At the beginning of the 20e Century, few in Britain would have guessed that the shy and quiet son of King George V would ascend the throne and lead the United Kingdom through a great war like his father had. Having developed a stutter in his youth, the young prince, also known as “Bertie”, had to find a way to overcome it after his brother Edward’s love life created a constitutional crisis. As king, George VI proved more than capable of rising to the challenge, becoming an example of strength through one of Britain’s most difficult times. If illness shortened his reign, his life still produced a large number of interesting facts.
Better have a spare
King George VI’s accession to the throne is well documented and depicted in films such as The King’s Speech. George never intended to be king, but his brother Edward’s insistence on marrying the twice-divorced Wallis Simpson created a constitutional crisis as Parliament objected to Edward as that head of the Church of England marries a divorcee with still-living husbands. Edward was convinced by the government that he should abdicate and was on the throne for less than a year before George ascended.
Save this date
As Edward never had a coronation, the date originally reserved for him was used for George instead.
A man of few words

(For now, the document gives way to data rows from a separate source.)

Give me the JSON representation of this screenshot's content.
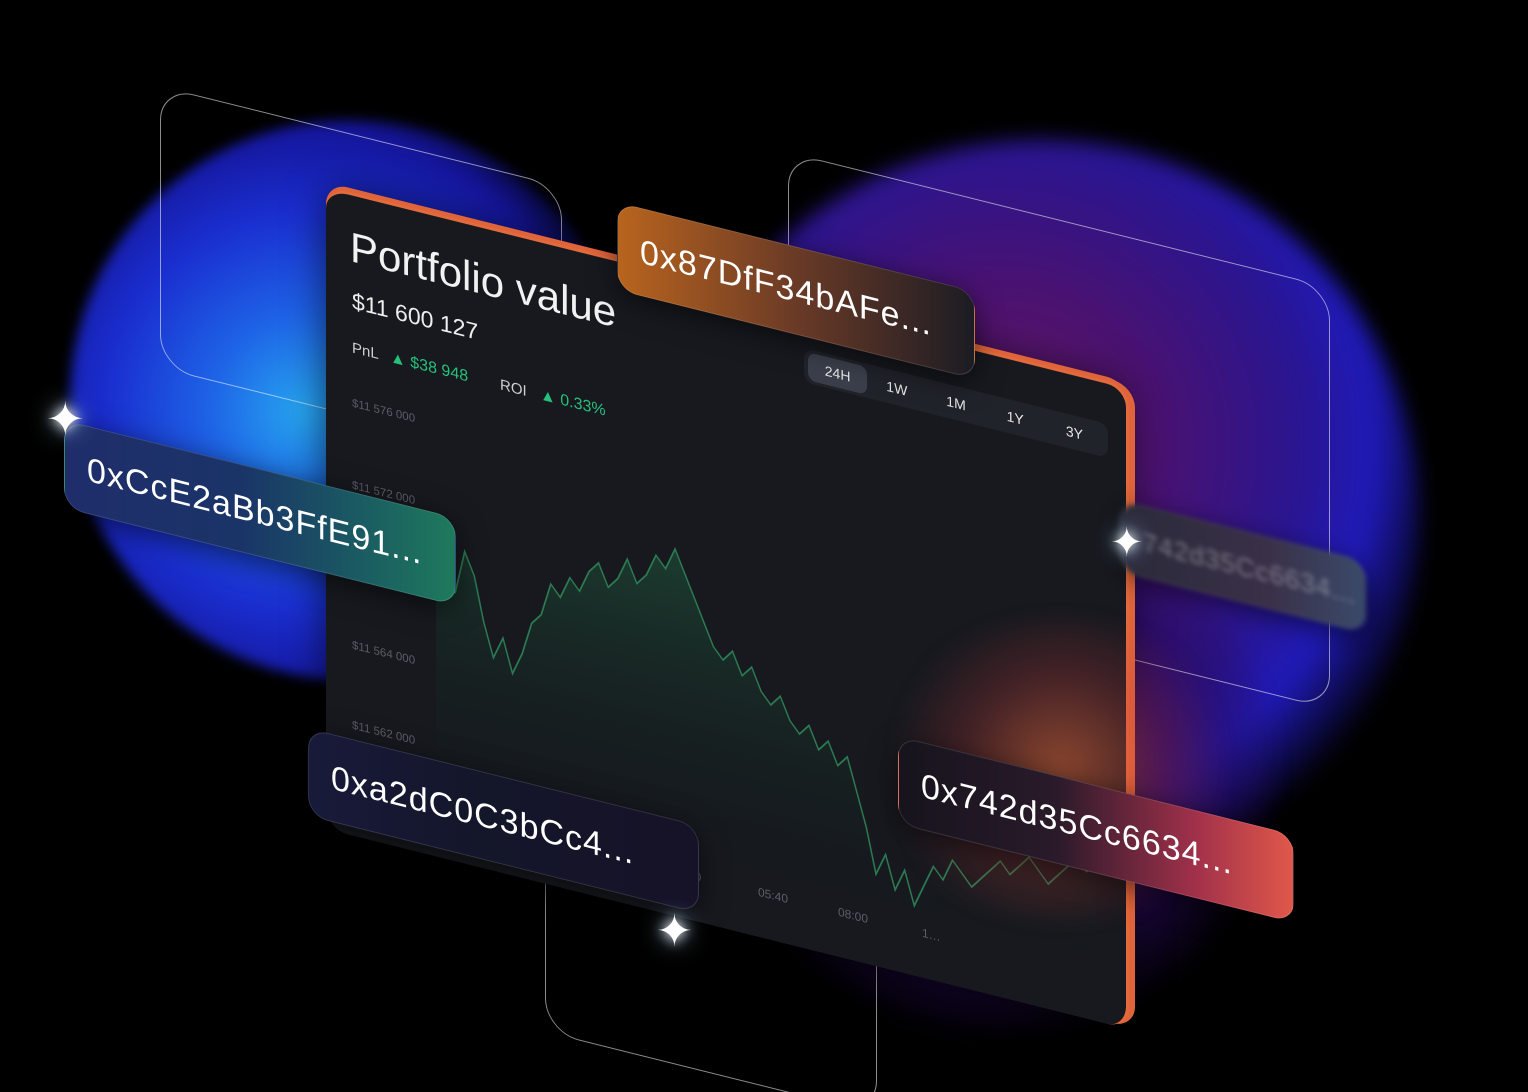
{
  "card": {
    "title": "Portfolio value",
    "value": "$11 600 127",
    "pnl_label": "PnL",
    "pnl_value": "▲ $38 948",
    "roi_label": "ROI",
    "roi_value": "▲ 0.33%",
    "tabs": [
      "24H",
      "1W",
      "1M",
      "1Y",
      "3Y"
    ],
    "active_tab": "24H",
    "y_ticks": [
      "$11 576 000",
      "$11 572 000",
      "$11 564 000",
      "$11 562 000"
    ],
    "x_ticks": [
      "50",
      "05:40",
      "08:00",
      "1…"
    ]
  },
  "addresses": {
    "green": "0xCcE2aBb3FfE91...",
    "orange": "0x87DfF34bAFe...",
    "dark": "0xa2dC0C3bCc4...",
    "red": "0x742d35Cc6634...",
    "ghost": "742d35Cc6634..."
  },
  "colors": {
    "accent_orange": "#e36a3c",
    "positive_green": "#27c07a",
    "card_bg": "#17191f"
  },
  "chart_data": {
    "type": "area",
    "series": [
      {
        "values": [
          11567,
          11571,
          11566,
          11570,
          11568,
          11564,
          11561,
          11563,
          11560,
          11562,
          11565,
          11566,
          11569,
          11568,
          11570,
          11569,
          11571,
          11572,
          11570,
          11571,
          11573,
          11571,
          11572,
          11574,
          11573,
          11575,
          11573,
          11571,
          11569,
          11567,
          11566,
          11567,
          11565,
          11566,
          11564,
          11563,
          11564,
          11562,
          11561,
          11562,
          11560,
          11561,
          11559,
          11560,
          11557,
          11554,
          11550,
          11552,
          11549,
          11551,
          11548,
          11550,
          11552,
          11551,
          11553,
          11552,
          11551,
          11552,
          11553,
          11554,
          11553,
          11554,
          11555,
          11554,
          11553,
          11554,
          11555,
          11556,
          11555,
          11556
        ]
      }
    ],
    "ylim": [
      11548,
      11578
    ]
  }
}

Perhaps due to the stutter he struggled with for most of his life, Geroge could be a very taciturn conversationalist. In one reported instance, Clement Atlee came to Buckingham Palace for the new Prime Minister’s first meeting with the King. Not a big talker himself, after an awkward silence, Atlee simply told King George, “I won the election,” to which the King replied, “I know. I heard it on the six o’clock news.
An exaggeration in the film The King’s Speech occurs when Geroge and his family watch news footage of Adolf Hitler, and the King pretends not to know what Hitler is saying. In fact, George was fluent in four languages, including German, French, and Latin.
No retreat or capitulation
One of the actions that endeared King George VI to the public was staying at Buckingham Palace during World War II. The government had urged him and Queen Elizabeth Bowles-Lyon to withdraw from London for their own safety, but they refused. They even stayed at the palace after the palace was targeted no less than three times, with the third actually damaging a good portion of the building.
She sells shells by the sea
As a warm-up exercise before any speech, King George and his speech therapist, Lionel Logue, did tongue twisters.
George’s reign saw the end of the British Empire and the start of the Commonwealth of Nations, an alliance between the United Kingdom and the now sovereign former colonies. King George VI became the first head of the Commonwealth when it was established in 1949. Previously the Commonwealth was called the British Commonwealth, but that term was dropped with the London Declaration and with all member nations truly on equal footing. ‘equality. foot for the first time.
leave school early
Unlike Edward, who dropped out of college because he wasn’t a very good student, George was an excellent student. However, King George V decided to pull his son out of college after just a year to start working in the family business and touring the country.
King George VI made history in 1939 when he became the first reigning monarch to visit the United States. Other royals had visited in the past, of course, including her brother Edward when Edward was just a prince. The visit was part of President Franklin Roosevelt’s plans to strengthen ties with Britain at the start of World War II. The Roosevelts entertained King George and Queen Elizabeth at their Hyde Park home and introduced the royal couple to that great American delicacy: the hot dog. Apparently King George asked for seconds during the picnic which also included more royal dishes.
The BBC had wanted to broadcast George and Elizabeth’s wedding in 1923, but Westminster Abbey flatly refused what they considered a tasteless idea. My, how times have changed….